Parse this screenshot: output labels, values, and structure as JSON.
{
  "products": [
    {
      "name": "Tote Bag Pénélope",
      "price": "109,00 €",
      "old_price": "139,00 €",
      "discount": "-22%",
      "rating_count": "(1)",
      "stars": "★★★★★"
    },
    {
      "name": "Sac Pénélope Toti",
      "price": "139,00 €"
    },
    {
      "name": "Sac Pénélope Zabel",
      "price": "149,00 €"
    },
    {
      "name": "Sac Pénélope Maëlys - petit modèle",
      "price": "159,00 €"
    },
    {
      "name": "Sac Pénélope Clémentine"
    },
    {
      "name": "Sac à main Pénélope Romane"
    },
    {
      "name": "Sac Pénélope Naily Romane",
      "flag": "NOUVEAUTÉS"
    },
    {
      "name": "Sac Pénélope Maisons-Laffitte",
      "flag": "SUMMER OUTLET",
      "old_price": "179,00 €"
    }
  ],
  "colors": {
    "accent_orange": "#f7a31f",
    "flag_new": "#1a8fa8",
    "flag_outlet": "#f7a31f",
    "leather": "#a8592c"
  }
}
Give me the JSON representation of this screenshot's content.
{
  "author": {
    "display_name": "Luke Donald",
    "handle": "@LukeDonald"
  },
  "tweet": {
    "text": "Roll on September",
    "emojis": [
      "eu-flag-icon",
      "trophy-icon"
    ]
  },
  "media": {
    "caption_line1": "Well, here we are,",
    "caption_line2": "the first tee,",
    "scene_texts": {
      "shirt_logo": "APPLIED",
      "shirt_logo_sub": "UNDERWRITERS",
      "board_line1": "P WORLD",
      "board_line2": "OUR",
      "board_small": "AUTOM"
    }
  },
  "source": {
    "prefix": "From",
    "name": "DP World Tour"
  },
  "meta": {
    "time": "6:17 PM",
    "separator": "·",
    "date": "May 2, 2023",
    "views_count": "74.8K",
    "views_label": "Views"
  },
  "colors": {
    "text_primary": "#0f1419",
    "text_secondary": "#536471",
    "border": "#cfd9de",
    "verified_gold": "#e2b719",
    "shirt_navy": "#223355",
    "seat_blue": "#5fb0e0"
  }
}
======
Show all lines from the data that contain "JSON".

Parse this screenshot: output labels, values, and structure as JSON.
Give me the JSON representation of this screenshot's content.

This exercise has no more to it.